Instead, the Wildcats were left with that empty feeling of not reaching the NCAA tournament again coupled with two heartbreaking losses to Ohio State.

“Obviously two times this year, earlier on and this afternoon, it’s just a devastating feeling,” Northwestern sophomore Drew Crawford said. “Such a close game, especially against the No. 1 team in the nation, it’s such a great opportunity, so it’s always tough.”

The disappointment was draped on Northwestern coach Bill Carmody’s face in the postgame press conference. He shook his head more than once as if he replaying the game in his mind.

“Well, you know, very tough, tough loss for us,” Carmody said. “You know, I thought as a team we did what we wanted to do going in and executed the way we wanted to at both ends. You know, just weren't able to quite get it done.

“I think we have a good team, so you’d like to win those games, and you could see it from the guys. They came here to win and thought they could, and we were right there. I'd say disappointment.”

The loss was especially difficult for Northwestern’s leader Michael Thompson. Losing Friday meant he would never play in a NCAA tournament game in his career.

Thompson tried to stay positive about it.

“Obviously we came down here to win it, not just to play teams close,” Thompson said. “You know, but we just have to move past it. It's definitely going to be a long bus ride back to Evanston, but just have to move past it and focus on the next postseason.”

Northwestern could be NIT bound for a third consecutive season, which would be a school record, but that won’t be certain for the next few days.

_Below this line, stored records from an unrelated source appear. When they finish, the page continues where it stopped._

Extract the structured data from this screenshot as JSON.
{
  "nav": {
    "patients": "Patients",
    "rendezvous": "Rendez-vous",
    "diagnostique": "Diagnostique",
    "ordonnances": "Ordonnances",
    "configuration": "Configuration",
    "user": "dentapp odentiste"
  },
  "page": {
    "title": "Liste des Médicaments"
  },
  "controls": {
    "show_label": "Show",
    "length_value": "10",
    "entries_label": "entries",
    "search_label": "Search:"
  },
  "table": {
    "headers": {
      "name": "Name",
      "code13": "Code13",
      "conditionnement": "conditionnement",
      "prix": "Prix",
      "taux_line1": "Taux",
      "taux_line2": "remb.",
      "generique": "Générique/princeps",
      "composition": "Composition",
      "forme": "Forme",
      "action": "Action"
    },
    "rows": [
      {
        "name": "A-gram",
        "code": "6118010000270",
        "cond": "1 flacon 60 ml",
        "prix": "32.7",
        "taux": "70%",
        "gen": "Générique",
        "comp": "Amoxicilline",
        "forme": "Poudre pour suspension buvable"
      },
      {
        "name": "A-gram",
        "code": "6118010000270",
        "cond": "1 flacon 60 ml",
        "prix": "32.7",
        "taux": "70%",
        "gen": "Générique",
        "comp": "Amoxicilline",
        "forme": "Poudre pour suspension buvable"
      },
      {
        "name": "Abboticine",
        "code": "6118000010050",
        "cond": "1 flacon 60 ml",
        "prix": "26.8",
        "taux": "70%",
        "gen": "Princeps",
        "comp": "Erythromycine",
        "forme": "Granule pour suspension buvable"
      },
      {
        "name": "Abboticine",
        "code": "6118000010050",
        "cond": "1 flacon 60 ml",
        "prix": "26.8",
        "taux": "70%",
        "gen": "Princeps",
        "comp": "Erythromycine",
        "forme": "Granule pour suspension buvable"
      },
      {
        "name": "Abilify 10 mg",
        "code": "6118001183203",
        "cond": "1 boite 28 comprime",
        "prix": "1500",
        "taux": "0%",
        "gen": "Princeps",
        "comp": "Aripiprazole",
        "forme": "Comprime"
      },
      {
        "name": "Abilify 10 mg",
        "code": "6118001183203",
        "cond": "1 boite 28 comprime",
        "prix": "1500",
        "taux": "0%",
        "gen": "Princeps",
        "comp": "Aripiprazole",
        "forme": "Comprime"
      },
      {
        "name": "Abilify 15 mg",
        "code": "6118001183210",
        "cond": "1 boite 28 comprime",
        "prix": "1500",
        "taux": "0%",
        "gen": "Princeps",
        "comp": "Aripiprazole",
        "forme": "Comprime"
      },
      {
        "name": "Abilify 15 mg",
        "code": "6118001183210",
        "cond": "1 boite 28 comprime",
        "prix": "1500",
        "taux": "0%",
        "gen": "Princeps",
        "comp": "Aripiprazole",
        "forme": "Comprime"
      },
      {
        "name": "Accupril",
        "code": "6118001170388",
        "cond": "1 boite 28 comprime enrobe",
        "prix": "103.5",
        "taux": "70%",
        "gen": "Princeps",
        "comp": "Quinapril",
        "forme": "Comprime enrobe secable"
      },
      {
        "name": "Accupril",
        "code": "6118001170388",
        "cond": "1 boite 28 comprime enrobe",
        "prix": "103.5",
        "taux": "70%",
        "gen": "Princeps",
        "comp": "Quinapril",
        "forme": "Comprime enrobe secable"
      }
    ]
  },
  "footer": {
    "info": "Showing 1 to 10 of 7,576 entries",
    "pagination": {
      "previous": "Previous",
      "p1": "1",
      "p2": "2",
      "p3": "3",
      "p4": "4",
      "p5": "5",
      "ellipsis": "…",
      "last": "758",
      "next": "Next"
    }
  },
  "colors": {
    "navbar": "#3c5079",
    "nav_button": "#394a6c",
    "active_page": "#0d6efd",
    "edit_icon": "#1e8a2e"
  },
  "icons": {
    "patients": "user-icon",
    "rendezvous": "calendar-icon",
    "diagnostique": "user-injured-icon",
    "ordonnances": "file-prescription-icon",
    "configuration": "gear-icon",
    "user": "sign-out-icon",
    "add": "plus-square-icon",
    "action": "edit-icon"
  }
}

“We’re hoping for the NIT,” Crawford said. “I love this team. I want us to be able to continue to play this year. I’m hoping we can make it.”